(Exercise materials Opens)

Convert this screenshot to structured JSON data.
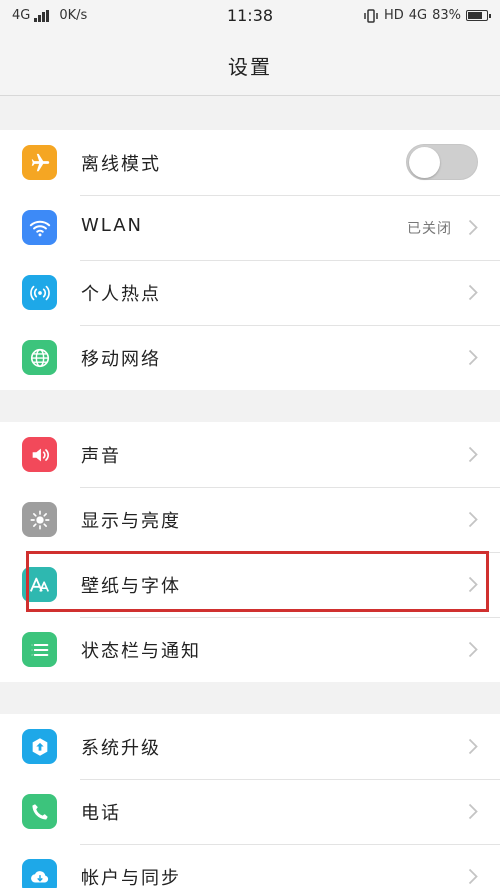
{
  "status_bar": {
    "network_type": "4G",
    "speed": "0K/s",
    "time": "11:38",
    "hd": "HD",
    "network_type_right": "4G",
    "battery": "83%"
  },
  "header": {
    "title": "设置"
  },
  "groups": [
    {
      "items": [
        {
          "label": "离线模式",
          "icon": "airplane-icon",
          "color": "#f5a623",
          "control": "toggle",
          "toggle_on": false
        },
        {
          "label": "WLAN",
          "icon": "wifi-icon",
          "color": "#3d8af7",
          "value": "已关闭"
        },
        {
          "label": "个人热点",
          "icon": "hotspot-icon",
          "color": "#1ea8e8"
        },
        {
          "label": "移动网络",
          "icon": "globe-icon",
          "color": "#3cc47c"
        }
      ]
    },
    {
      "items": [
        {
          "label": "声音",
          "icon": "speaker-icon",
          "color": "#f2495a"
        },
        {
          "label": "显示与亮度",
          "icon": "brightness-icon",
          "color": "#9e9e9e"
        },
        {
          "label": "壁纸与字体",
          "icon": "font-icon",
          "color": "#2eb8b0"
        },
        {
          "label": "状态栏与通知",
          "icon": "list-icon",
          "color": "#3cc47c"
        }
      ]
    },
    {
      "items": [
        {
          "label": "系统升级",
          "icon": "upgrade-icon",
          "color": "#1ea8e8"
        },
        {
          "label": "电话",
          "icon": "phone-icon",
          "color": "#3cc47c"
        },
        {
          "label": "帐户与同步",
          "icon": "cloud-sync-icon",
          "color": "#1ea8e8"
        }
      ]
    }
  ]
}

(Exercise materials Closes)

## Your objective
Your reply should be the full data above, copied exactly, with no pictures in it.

## Response
Convert this screenshot to structured JSON data.
{
  "status_bar": {
    "network_type": "4G",
    "speed": "0K/s",
    "time": "11:38",
    "hd": "HD",
    "network_type_right": "4G",
    "battery": "83%"
  },
  "header": {
    "title": "设置"
  },
  "groups": [
    {
      "items": [
        {
          "label": "离线模式",
          "icon": "airplane-icon",
          "color": "#f5a623",
          "control": "toggle",
          "toggle_on": false
        },
        {
          "label": "WLAN",
          "icon": "wifi-icon",
          "color": "#3d8af7",
          "value": "已关闭"
        },
        {
          "label": "个人热点",
          "icon": "hotspot-icon",
          "color": "#1ea8e8"
        },
        {
          "label": "移动网络",
          "icon": "globe-icon",
          "color": "#3cc47c"
        }
      ]
    },
    {
      "items": [
        {
          "label": "声音",
          "icon": "speaker-icon",
          "color": "#f2495a"
        },
        {
          "label": "显示与亮度",
          "icon": "brightness-icon",
          "color": "#9e9e9e"
        },
        {
          "label": "壁纸与字体",
          "icon": "font-icon",
          "color": "#2eb8b0"
        },
        {
          "label": "状态栏与通知",
          "icon": "list-icon",
          "color": "#3cc47c"
        }
      ]
    },
    {
      "items": [
        {
          "label": "系统升级",
          "icon": "upgrade-icon",
          "color": "#1ea8e8"
        },
        {
          "label": "电话",
          "icon": "phone-icon",
          "color": "#3cc47c"
        },
        {
          "label": "帐户与同步",
          "icon": "cloud-sync-icon",
          "color": "#1ea8e8"
        }
      ]
    }
  ]
}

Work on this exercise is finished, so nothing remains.